[DATA LISTING]
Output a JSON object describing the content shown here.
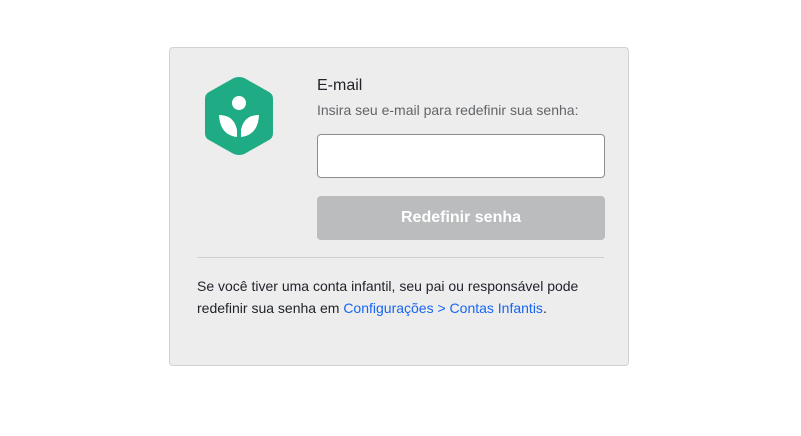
{
  "brand": {
    "logo_icon": "khan-academy-hexagon-logo",
    "logo_color": "#1fab83"
  },
  "form": {
    "title": "E-mail",
    "description": "Insira seu e-mail para redefinir sua senha:",
    "email_value": "",
    "reset_button_label": "Redefinir senha"
  },
  "note": {
    "text_before_link": "Se você tiver uma conta infantil, seu pai ou responsável pode redefinir sua senha em ",
    "link_text": "Configurações > Contas Infantis",
    "text_after_link": "."
  },
  "colors": {
    "card_background": "#ededed",
    "button_disabled": "#babcbd",
    "link": "#1865f2"
  }
}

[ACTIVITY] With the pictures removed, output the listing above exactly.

[OUTPUT FOR THIS EXERCISE]
Output a JSON object describing the content shown here.
{
  "brand": {
    "logo_icon": "khan-academy-hexagon-logo",
    "logo_color": "#1fab83"
  },
  "form": {
    "title": "E-mail",
    "description": "Insira seu e-mail para redefinir sua senha:",
    "email_value": "",
    "reset_button_label": "Redefinir senha"
  },
  "note": {
    "text_before_link": "Se você tiver uma conta infantil, seu pai ou responsável pode redefinir sua senha em ",
    "link_text": "Configurações > Contas Infantis",
    "text_after_link": "."
  },
  "colors": {
    "card_background": "#ededed",
    "button_disabled": "#babcbd",
    "link": "#1865f2"
  }
}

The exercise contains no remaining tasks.